If there was one theme explored throughout the second volume of Meghan Markle and Prince Harry’s Netflix docuseries, it was the impact the British tabloids’ constant attacks on them had—and the cost they faced for fighting back. While Meghan ultimately won her lawsuit against The Mail on Sunday for publishing her personal letter to her father, the work she put into fighting the case had a deep physical impact on her—and to her husband Harry, is what led her to miscarry their second child.
Meghan had been under stress when the Mail‘s publishers were seeking to uncover the identities of her five friends who spoke to People in interviews she didn’t authorize, her lawyer Jenny Afia noted. Meghan wanted to protect them. In the meantime, she and Harry were also moving into their new Montecito, CA, home.
“I was pregnant. I really wasn’t sleeping,” Meghan recalled. “And the first morning that we woke up in our new home is when I miscarried.” Meghan wrote of the moment in her New York Times essay in November 2020:
After changing his diaper, I felt a sharp cramp. I dropped to the floor with him in my arms, humming a lullaby to keep us both calm, the cheerful tune a stark contrast to my sense that something was not right.
I knew, as I clutched my firstborn child, that I was losing my second.
Hours later, I lay in a hospital bed, holding my husband’s hand. I felt the clamminess of his palm and kissed his knuckles, wet from both our tears. Staring at the cold white walls, my eyes glazed over. I tried to imagine how we’d heal.
“I believe my wife suffered a miscarriage because of what the Mail did,” Harry said point blank. “I watched the whole thing. Now do we absolutely know that the miscarriage was caused by that? Of course we don’t. But bearing in mind the stress that caused the lack of sleep, and the timing of the pregnancy happening [how many] weeks in she was, I can say from what I saw that miscarriage was created by what they were trying to do to her.”
Meghan addressed her decision to share her miscarriage story publicly with the Times. “When I reveal things that are moments of vulnerability when it comes to having a miscarriage and maybe having felt ashamed about that, it’s ok, you’re human. It’s ok to talk about that,” she said. “And I could make the choice to never talk about those things or I could make the choice to say that with all the bad that comes with this, the good is helping other people. That’s the point of life right, is connection and community like that.”

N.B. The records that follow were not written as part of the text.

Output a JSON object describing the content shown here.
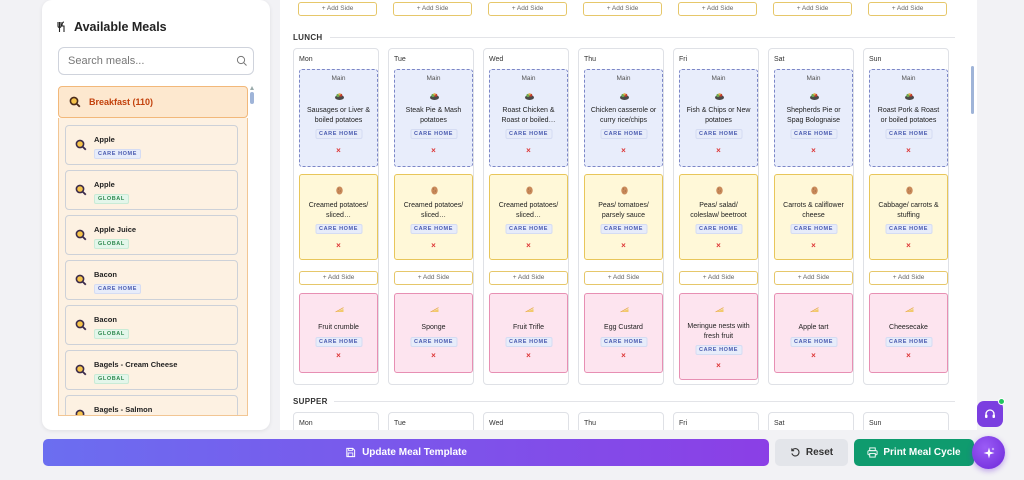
{
  "sidebar": {
    "title": "Available Meals",
    "search_placeholder": "Search meals...",
    "group_label": "Breakfast (110)",
    "items": [
      {
        "name": "Apple",
        "tag": "CARE HOME",
        "tag_type": "care"
      },
      {
        "name": "Apple",
        "tag": "GLOBAL",
        "tag_type": "global"
      },
      {
        "name": "Apple Juice",
        "tag": "GLOBAL",
        "tag_type": "global"
      },
      {
        "name": "Bacon",
        "tag": "CARE HOME",
        "tag_type": "care"
      },
      {
        "name": "Bacon",
        "tag": "GLOBAL",
        "tag_type": "global"
      },
      {
        "name": "Bagels - Cream Cheese",
        "tag": "GLOBAL",
        "tag_type": "global"
      },
      {
        "name": "Bagels - Salmon",
        "tag": "",
        "tag_type": "global"
      }
    ]
  },
  "top_row": {
    "add_side_label": "+ Add Side"
  },
  "lunch": {
    "label": "LUNCH",
    "main_kind": "Main",
    "tag": "CARE HOME",
    "remove": "×",
    "add_side_label": "+ Add Side",
    "days": [
      {
        "day": "Mon",
        "main": "Sausages or Liver & boiled potatoes",
        "side": "Creamed potatoes/ sliced…",
        "dessert": "Fruit crumble"
      },
      {
        "day": "Tue",
        "main": "Steak Pie & Mash potatoes",
        "side": "Creamed potatoes/ sliced…",
        "dessert": "Sponge"
      },
      {
        "day": "Wed",
        "main": "Roast Chicken & Roast or boiled…",
        "side": "Creamed potatoes/ sliced…",
        "dessert": "Fruit Trifle"
      },
      {
        "day": "Thu",
        "main": "Chicken casserole or curry rice/chips",
        "side": "Peas/ tomatoes/ parsely sauce",
        "dessert": "Egg Custard"
      },
      {
        "day": "Fri",
        "main": "Fish & Chips or New potatoes",
        "side": "Peas/ salad/ coleslaw/ beetroot",
        "dessert": "Meringue nests with fresh fruit"
      },
      {
        "day": "Sat",
        "main": "Shepherds Pie or Spag Bolognaise",
        "side": "Carrots & califlower cheese",
        "dessert": "Apple tart"
      },
      {
        "day": "Sun",
        "main": "Roast Pork & Roast or boiled potatoes",
        "side": "Cabbage/ carrots & stuffing",
        "dessert": "Cheesecake"
      }
    ]
  },
  "supper": {
    "label": "SUPPER",
    "days": [
      "Mon",
      "Tue",
      "Wed",
      "Thu",
      "Fri",
      "Sat",
      "Sun"
    ]
  },
  "actions": {
    "update_label": "Update Meal Template",
    "reset_label": "Reset",
    "print_label": "Print Meal Cycle"
  },
  "colors": {
    "accent": "#8b3fe6",
    "print": "#0f9b6e",
    "breakfast": "#c2410c"
  }
}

In the documentary’s fifth episode, she also addressed the effect the tabloids’ and online hate had on her.
“I’m a mom. That’s my real life,” she said. “That’s the piece when you see it and go, you are making people want to kill me. It’s not just a tabloid; it’s not just some story. You’re making me scared.” Meghan feared for her children’s safety, too. “You’ve created it [this hatred] for what?” she asked. “Because you’re bored or it because it sells your papers? Or it makes you feel better about your own life? It’s real what you’re doing and that’s the piece I don’t think people fully understand.”
The couple ultimately became pregnant again and welcomed their daughter, Lilibet Diana, on June 4, 2021.
“There was something that felt so complete once we had Lilibet,” Meghan said in the sixth episode. “Everyone just really respected that we had been through so much. And that we, like any other parent, deserve to just welcome their child into the world peacefully and have that time as a family to nurture and cocoon. Which we did with the addition of our little toddler [older brother Archie].”
You can watch the full series on Netflix here.
Senior News and Strategy Editor
Alyssa Bailey is the senior news and strategy editor at ELLE.com, where she oversees coverage of celebrities and royals (particularly Meghan Markle and Kate Middleton). She previously held positions at InStyle and Cosmopolitan. When she’s not working, she loves running around Central Park, making people take #ootd pics of her, and exploring New York City.